Write out the records word for word.

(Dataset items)
=== Section Start ===
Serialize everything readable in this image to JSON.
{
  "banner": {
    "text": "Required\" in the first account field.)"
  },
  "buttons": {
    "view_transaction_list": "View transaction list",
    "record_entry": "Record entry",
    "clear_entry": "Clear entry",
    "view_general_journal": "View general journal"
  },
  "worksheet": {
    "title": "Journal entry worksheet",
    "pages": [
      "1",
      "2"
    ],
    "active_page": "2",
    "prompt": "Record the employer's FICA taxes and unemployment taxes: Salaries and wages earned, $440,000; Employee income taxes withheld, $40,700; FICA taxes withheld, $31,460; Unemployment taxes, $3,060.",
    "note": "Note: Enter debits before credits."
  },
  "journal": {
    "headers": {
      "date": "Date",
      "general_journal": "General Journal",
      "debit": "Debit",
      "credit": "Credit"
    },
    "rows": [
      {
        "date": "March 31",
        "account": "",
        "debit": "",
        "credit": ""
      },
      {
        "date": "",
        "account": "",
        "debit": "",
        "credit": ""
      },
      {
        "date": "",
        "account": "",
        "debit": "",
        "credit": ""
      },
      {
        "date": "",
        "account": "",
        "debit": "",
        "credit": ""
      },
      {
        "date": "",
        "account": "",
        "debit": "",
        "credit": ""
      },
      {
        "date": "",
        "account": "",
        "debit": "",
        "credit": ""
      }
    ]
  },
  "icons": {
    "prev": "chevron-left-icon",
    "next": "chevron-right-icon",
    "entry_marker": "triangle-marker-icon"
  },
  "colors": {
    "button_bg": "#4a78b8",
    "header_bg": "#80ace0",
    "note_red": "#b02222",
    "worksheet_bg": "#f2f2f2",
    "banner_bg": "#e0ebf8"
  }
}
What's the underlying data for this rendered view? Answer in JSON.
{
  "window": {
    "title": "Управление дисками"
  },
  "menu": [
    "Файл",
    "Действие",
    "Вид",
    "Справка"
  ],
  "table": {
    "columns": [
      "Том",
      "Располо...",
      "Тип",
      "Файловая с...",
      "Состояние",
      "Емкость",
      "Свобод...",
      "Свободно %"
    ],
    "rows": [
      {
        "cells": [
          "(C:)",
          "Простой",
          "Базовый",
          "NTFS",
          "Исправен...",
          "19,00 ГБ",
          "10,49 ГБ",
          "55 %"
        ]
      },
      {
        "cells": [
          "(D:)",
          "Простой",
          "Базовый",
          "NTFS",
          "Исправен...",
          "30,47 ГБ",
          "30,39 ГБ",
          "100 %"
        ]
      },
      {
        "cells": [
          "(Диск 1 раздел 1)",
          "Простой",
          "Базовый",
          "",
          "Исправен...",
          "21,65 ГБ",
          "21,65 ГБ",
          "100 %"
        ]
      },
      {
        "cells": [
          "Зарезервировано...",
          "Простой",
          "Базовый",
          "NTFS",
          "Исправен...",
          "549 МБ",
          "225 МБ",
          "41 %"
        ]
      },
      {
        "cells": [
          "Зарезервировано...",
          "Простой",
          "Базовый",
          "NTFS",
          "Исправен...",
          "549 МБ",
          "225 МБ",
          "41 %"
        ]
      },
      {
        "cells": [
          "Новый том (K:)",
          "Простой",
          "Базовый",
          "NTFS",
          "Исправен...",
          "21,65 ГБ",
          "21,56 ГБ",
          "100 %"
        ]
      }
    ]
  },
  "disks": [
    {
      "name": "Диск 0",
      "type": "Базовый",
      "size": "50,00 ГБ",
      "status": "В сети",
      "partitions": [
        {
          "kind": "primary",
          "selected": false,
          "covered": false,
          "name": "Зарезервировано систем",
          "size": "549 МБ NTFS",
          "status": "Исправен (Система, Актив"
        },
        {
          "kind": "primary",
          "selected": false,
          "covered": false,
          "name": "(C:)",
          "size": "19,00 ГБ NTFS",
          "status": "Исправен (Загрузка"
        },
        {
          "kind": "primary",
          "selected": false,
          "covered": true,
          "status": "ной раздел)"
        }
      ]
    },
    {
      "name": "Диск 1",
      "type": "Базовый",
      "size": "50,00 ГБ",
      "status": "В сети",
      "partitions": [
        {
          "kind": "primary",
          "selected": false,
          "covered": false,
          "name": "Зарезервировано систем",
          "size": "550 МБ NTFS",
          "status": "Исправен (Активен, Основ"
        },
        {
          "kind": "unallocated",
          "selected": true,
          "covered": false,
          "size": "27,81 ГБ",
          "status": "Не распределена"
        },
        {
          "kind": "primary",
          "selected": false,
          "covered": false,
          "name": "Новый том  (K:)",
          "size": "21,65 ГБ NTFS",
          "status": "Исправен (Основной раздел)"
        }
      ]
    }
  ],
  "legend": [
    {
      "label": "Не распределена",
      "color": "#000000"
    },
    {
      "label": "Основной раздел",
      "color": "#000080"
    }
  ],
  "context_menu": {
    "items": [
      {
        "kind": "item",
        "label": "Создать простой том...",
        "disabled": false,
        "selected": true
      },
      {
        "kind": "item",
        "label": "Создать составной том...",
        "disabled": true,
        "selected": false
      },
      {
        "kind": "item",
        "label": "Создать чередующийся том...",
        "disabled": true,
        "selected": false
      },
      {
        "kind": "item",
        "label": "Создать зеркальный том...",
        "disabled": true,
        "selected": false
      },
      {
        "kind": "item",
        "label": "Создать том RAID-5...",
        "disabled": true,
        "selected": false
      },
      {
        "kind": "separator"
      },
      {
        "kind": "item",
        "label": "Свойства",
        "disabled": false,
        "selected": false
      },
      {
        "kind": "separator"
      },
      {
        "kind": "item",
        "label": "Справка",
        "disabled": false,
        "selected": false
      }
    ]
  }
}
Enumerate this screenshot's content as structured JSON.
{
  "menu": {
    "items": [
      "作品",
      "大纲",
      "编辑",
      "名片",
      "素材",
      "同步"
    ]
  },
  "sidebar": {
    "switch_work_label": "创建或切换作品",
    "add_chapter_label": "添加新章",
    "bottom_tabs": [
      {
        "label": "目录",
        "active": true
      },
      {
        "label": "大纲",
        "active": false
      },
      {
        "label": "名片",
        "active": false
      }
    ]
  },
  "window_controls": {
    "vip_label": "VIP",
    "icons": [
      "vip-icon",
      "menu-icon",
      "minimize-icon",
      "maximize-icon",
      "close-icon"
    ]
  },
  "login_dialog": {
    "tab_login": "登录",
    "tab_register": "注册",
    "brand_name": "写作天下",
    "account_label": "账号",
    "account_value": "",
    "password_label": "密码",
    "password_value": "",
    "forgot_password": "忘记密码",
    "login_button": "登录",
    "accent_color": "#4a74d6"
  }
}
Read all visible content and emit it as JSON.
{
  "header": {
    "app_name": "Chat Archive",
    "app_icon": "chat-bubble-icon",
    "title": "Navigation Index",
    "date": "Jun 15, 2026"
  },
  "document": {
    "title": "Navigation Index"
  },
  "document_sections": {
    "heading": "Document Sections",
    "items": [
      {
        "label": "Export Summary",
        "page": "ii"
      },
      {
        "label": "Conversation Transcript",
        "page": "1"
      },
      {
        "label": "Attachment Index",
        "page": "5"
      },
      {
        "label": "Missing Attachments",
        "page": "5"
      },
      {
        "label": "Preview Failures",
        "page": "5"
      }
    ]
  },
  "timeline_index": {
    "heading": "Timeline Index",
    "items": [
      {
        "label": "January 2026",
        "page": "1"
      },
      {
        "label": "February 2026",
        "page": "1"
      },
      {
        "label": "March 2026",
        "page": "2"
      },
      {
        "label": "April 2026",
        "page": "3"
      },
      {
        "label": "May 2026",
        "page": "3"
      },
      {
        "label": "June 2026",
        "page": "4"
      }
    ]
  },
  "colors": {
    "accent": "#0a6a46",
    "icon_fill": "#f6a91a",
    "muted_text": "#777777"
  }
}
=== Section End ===
Exercise solution ::
Serialize everything readable in this image to JSON.
{
  "banner": {
    "text": "Required\" in the first account field.)"
  },
  "buttons": {
    "view_transaction_list": "View transaction list",
    "record_entry": "Record entry",
    "clear_entry": "Clear entry",
    "view_general_journal": "View general journal"
  },
  "worksheet": {
    "title": "Journal entry worksheet",
    "pages": [
      "1",
      "2"
    ],
    "active_page": "2",
    "prompt": "Record the employer's FICA taxes and unemployment taxes: Salaries and wages earned, $440,000; Employee income taxes withheld, $40,700; FICA taxes withheld, $31,460; Unemployment taxes, $3,060.",
    "note": "Note: Enter debits before credits."
  },
  "journal": {
    "headers": {
      "date": "Date",
      "general_journal": "General Journal",
      "debit": "Debit",
      "credit": "Credit"
    },
    "rows": [
      {
        "date": "March 31",
        "account": "",
        "debit": "",
        "credit": ""
      },
      {
        "date": "",
        "account": "",
        "debit": "",
        "credit": ""
      },
      {
        "date": "",
        "account": "",
        "debit": "",
        "credit": ""
      },
      {
        "date": "",
        "account": "",
        "debit": "",
        "credit": ""
      },
      {
        "date": "",
        "account": "",
        "debit": "",
        "credit": ""
      },
      {
        "date": "",
        "account": "",
        "debit": "",
        "credit": ""
      }
    ]
  },
  "icons": {
    "prev": "chevron-left-icon",
    "next": "chevron-right-icon",
    "entry_marker": "triangle-marker-icon"
  },
  "colors": {
    "button_bg": "#4a78b8",
    "header_bg": "#80ace0",
    "note_red": "#b02222",
    "worksheet_bg": "#f2f2f2",
    "banner_bg": "#e0ebf8"
  }
}
What's the underlying data for this rendered view? Answer in JSON.
{
  "window": {
    "title": "Управление дисками"
  },
  "menu": [
    "Файл",
    "Действие",
    "Вид",
    "Справка"
  ],
  "table": {
    "columns": [
      "Том",
      "Располо...",
      "Тип",
      "Файловая с...",
      "Состояние",
      "Емкость",
      "Свобод...",
      "Свободно %"
    ],
    "rows": [
      {
        "cells": [
          "(C:)",
          "Простой",
          "Базовый",
          "NTFS",
          "Исправен...",
          "19,00 ГБ",
          "10,49 ГБ",
          "55 %"
        ]
      },
      {
        "cells": [
          "(D:)",
          "Простой",
          "Базовый",
          "NTFS",
          "Исправен...",
          "30,47 ГБ",
          "30,39 ГБ",
          "100 %"
        ]
      },
      {
        "cells": [
          "(Диск 1 раздел 1)",
          "Простой",
          "Базовый",
          "",
          "Исправен...",
          "21,65 ГБ",
          "21,65 ГБ",
          "100 %"
        ]
      },
      {
        "cells": [
          "Зарезервировано...",
          "Простой",
          "Базовый",
          "NTFS",
          "Исправен...",
          "549 МБ",
          "225 МБ",
          "41 %"
        ]
      },
      {
        "cells": [
          "Зарезервировано...",
          "Простой",
          "Базовый",
          "NTFS",
          "Исправен...",
          "549 МБ",
          "225 МБ",
          "41 %"
        ]
      },
      {
        "cells": [
          "Новый том (K:)",
          "Простой",
          "Базовый",
          "NTFS",
          "Исправен...",
          "21,65 ГБ",
          "21,56 ГБ",
          "100 %"
        ]
      }
    ]
  },
  "disks": [
    {
      "name": "Диск 0",
      "type": "Базовый",
      "size": "50,00 ГБ",
      "status": "В сети",
      "partitions": [
        {
          "kind": "primary",
          "selected": false,
          "covered": false,
          "name": "Зарезервировано систем",
          "size": "549 МБ NTFS",
          "status": "Исправен (Система, Актив"
        },
        {
          "kind": "primary",
          "selected": false,
          "covered": false,
          "name": "(C:)",
          "size": "19,00 ГБ NTFS",
          "status": "Исправен (Загрузка"
        },
        {
          "kind": "primary",
          "selected": false,
          "covered": true,
          "status": "ной раздел)"
        }
      ]
    },
    {
      "name": "Диск 1",
      "type": "Базовый",
      "size": "50,00 ГБ",
      "status": "В сети",
      "partitions": [
        {
          "kind": "primary",
          "selected": false,
          "covered": false,
          "name": "Зарезервировано систем",
          "size": "550 МБ NTFS",
          "status": "Исправен (Активен, Основ"
        },
        {
          "kind": "unallocated",
          "selected": true,
          "covered": false,
          "size": "27,81 ГБ",
          "status": "Не распределена"
        },
        {
          "kind": "primary",
          "selected": false,
          "covered": false,
          "name": "Новый том  (K:)",
          "size": "21,65 ГБ NTFS",
          "status": "Исправен (Основной раздел)"
        }
      ]
    }
  ],
  "legend": [
    {
      "label": "Не распределена",
      "color": "#000000"
    },
    {
      "label": "Основной раздел",
      "color": "#000080"
    }
  ],
  "context_menu": {
    "items": [
      {
        "kind": "item",
        "label": "Создать простой том...",
        "disabled": false,
        "selected": true
      },
      {
        "kind": "item",
        "label": "Создать составной том...",
        "disabled": true,
        "selected": false
      },
      {
        "kind": "item",
        "label": "Создать чередующийся том...",
        "disabled": true,
        "selected": false
      },
      {
        "kind": "item",
        "label": "Создать зеркальный том...",
        "disabled": true,
        "selected": false
      },
      {
        "kind": "item",
        "label": "Создать том RAID-5...",
        "disabled": true,
        "selected": false
      },
      {
        "kind": "separator"
      },
      {
        "kind": "item",
        "label": "Свойства",
        "disabled": false,
        "selected": false
      },
      {
        "kind": "separator"
      },
      {
        "kind": "item",
        "label": "Справка",
        "disabled": false,
        "selected": false
      }
    ]
  }
}
Enumerate this screenshot's content as structured JSON.
{
  "menu": {
    "items": [
      "作品",
      "大纲",
      "编辑",
      "名片",
      "素材",
      "同步"
    ]
  },
  "sidebar": {
    "switch_work_label": "创建或切换作品",
    "add_chapter_label": "添加新章",
    "bottom_tabs": [
      {
        "label": "目录",
        "active": true
      },
      {
        "label": "大纲",
        "active": false
      },
      {
        "label": "名片",
        "active": false
      }
    ]
  },
  "window_controls": {
    "vip_label": "VIP",
    "icons": [
      "vip-icon",
      "menu-icon",
      "minimize-icon",
      "maximize-icon",
      "close-icon"
    ]
  },
  "login_dialog": {
    "tab_login": "登录",
    "tab_register": "注册",
    "brand_name": "写作天下",
    "account_label": "账号",
    "account_value": "",
    "password_label": "密码",
    "password_value": "",
    "forgot_password": "忘记密码",
    "login_button": "登录",
    "accent_color": "#4a74d6"
  }
}
Read all visible content and emit it as JSON.
{
  "header": {
    "app_name": "Chat Archive",
    "app_icon": "chat-bubble-icon",
    "title": "Navigation Index",
    "date": "Jun 15, 2026"
  },
  "document": {
    "title": "Navigation Index"
  },
  "document_sections": {
    "heading": "Document Sections",
    "items": [
      {
        "label": "Export Summary",
        "page": "ii"
      },
      {
        "label": "Conversation Transcript",
        "page": "1"
      },
      {
        "label": "Attachment Index",
        "page": "5"
      },
      {
        "label": "Missing Attachments",
        "page": "5"
      },
      {
        "label": "Preview Failures",
        "page": "5"
      }
    ]
  },
  "timeline_index": {
    "heading": "Timeline Index",
    "items": [
      {
        "label": "January 2026",
        "page": "1"
      },
      {
        "label": "February 2026",
        "page": "1"
      },
      {
        "label": "March 2026",
        "page": "2"
      },
      {
        "label": "April 2026",
        "page": "3"
      },
      {
        "label": "May 2026",
        "page": "3"
      },
      {
        "label": "June 2026",
        "page": "4"
      }
    ]
  },
  "colors": {
    "accent": "#0a6a46",
    "icon_fill": "#f6a91a",
    "muted_text": "#777777"
  }
}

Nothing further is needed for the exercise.